Planning a gardening watering routine for your indoor plants can sometimes be a challenge as many plants seem to be fickle about their water requirements. Most people, in response, seem to water their plants too much rather than not enough. Therefore, it’s good to keep the following tips in mind as you develop watering “schedules” for your particular plants.
Don’t Water Your Plants Too Much
Don’t defeat the purpose of watering by watering your plants too much. Many people tend to place all their plants on a schedule for watering without giving any thought to each plant’s specific watering requirements. Any plants you grow indoors or outdoors come from a variety of habitats. Therefore, watering should not be done on a prescribed day, at a set time, but should be undertaken when it’s necessary.
Check the Moisture Content of the Soil
Assess the moisture content of the soil of your plants on a regular basis. Check to see whether the soil is moist or dry by placing your index finger approximately an inch into the soil. Don’t wait until the leaves start to wilt to determine if your plants are in need of water. Inspect the soil every few days. If the top inch of the soil is dry, then you’ll need to add water.

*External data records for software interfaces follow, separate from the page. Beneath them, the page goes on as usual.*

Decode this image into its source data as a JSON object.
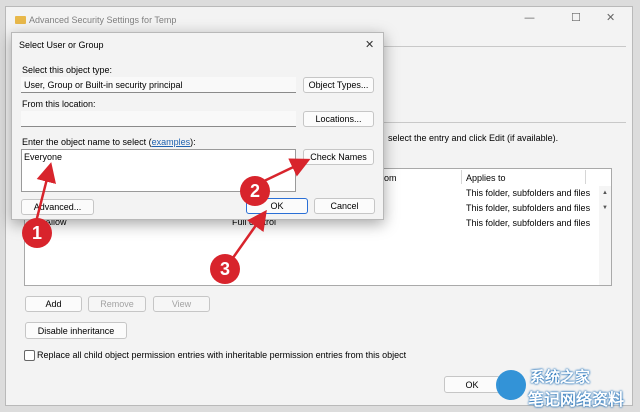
{
  "parent_window": {
    "title": "Advanced Security Settings for Temp",
    "right_text": "select the entry and click Edit (if available).",
    "table": {
      "headers": [
        "d from",
        "Applies to"
      ],
      "rows": [
        {
          "type": "",
          "principal": "",
          "access": "",
          "applies": "This folder, subfolders and files"
        },
        {
          "type": "",
          "principal": "",
          "access": "",
          "applies": "This folder, subfolders and files"
        },
        {
          "type": "Allow",
          "principal": "",
          "access": "Full control",
          "applies": "This folder, subfolders and files"
        }
      ]
    },
    "add_label": "Add",
    "remove_label": "Remove",
    "view_label": "View",
    "disable_inheritance_label": "Disable inheritance",
    "replace_checkbox_label": "Replace all child object permission entries with inheritable permission entries from this object",
    "ok_label": "OK"
  },
  "dialog": {
    "title": "Select User or Group",
    "object_type_label": "Select this object type:",
    "object_type_value": "User, Group or Built-in security principal",
    "object_types_button": "Object Types...",
    "location_label": "From this location:",
    "location_value": "",
    "locations_button": "Locations...",
    "enter_label_prefix": "Enter the object name to select (",
    "examples_link": "examples",
    "enter_label_suffix": "):",
    "object_name_value": "Everyone",
    "check_names_button": "Check Names",
    "advanced_button": "Advanced...",
    "ok_button": "OK",
    "cancel_button": "Cancel"
  },
  "annotations": {
    "step1": "1",
    "step2": "2",
    "step3": "3",
    "color": "#d8242c"
  },
  "watermark": {
    "text": "系统之家",
    "text2": "笔记网络资料"
  }
}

Once you’ve determined a plant needs watering, apply the water from the top and allow it to sprinkle down on the soil’s surface. Remove any water that runs out as excess into the plant’s saucer. If you don’t remove the water, especially if the soil is saturated, the air supply to the roots can become cut off, which can cause the roots to die. Likewise, if you allow the soil to become too dry, the soil can form a crust, which can also cut off the air supply to the plant’s roots. The best time to water plants is early morning. Don’t water them in direct sunlight as doing so can scorch the leaves.

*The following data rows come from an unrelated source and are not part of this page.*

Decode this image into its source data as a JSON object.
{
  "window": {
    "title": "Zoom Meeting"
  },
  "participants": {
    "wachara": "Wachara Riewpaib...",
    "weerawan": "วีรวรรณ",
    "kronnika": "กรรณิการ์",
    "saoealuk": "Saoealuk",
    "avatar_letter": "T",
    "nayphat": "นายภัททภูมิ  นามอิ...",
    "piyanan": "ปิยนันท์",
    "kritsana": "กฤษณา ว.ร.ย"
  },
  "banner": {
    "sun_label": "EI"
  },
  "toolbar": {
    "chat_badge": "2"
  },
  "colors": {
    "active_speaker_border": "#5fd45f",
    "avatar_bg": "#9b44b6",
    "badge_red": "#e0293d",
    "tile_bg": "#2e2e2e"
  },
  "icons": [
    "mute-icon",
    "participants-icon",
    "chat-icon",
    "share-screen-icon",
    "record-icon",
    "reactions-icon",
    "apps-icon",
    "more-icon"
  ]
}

Check the Water Temperature
Never use cold water when watering plants as this can shock their systems. Maintain the water at room temperature. If you use tap water, allow the water to sit for an hour before watering your plants to permit the chlorine to evaporate.

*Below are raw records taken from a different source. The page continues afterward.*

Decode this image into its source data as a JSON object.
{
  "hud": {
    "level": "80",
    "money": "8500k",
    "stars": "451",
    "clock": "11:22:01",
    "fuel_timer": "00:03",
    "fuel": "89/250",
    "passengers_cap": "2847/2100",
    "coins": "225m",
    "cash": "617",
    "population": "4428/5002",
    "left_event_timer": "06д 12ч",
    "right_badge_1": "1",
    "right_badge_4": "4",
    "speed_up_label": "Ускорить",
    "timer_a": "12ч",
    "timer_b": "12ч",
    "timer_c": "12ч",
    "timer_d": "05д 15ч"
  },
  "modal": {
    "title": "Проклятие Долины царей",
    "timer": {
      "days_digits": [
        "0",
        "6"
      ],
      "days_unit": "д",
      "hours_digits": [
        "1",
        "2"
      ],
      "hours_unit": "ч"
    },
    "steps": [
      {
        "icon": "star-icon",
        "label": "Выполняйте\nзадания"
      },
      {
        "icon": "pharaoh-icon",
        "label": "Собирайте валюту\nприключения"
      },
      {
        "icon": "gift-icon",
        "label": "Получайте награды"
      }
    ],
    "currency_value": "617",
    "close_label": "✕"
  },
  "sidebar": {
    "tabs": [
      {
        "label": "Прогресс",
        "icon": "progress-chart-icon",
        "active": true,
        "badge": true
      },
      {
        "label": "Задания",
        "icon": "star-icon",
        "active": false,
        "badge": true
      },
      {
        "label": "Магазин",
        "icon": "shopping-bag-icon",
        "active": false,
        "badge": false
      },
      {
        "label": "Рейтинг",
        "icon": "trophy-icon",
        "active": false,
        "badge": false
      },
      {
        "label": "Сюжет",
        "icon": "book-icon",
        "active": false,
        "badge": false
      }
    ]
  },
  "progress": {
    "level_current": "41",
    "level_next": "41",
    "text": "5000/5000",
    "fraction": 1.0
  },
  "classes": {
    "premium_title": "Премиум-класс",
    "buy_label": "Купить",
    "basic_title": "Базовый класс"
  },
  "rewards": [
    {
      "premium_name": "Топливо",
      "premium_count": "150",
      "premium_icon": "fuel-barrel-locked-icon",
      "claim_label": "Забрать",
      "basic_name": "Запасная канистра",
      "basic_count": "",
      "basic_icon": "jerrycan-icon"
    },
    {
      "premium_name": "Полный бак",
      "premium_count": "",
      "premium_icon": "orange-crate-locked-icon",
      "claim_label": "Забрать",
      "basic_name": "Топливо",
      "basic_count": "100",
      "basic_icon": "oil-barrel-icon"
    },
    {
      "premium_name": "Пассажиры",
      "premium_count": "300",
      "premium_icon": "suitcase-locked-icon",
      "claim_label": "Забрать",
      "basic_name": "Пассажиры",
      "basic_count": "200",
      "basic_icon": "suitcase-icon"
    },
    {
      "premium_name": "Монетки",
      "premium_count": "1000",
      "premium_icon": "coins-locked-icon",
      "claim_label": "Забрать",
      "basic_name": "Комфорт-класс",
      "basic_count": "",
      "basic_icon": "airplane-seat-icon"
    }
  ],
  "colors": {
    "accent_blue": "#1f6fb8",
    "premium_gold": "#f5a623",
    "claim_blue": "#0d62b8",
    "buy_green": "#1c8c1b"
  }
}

The naturally occurring salt in tap water can build up on the soil and in the containers of plants. This can present a problem if you notice that your plants are not growing as they should, have droopy or wilted leaves or leaf tips that are brown. Unfortunately, too much salt in the soil from watering can draw water out of the roots of a plant and cause it to die. To stop this from happening, remove any of the white salt residue you see on the soil and pour a large volume of water through the affected dirt. Take the plant from the container, clean the container and repot the plant in new soil. Use distilled water and fertilize your plants less if salt becomes a persistent problem with respect to watering.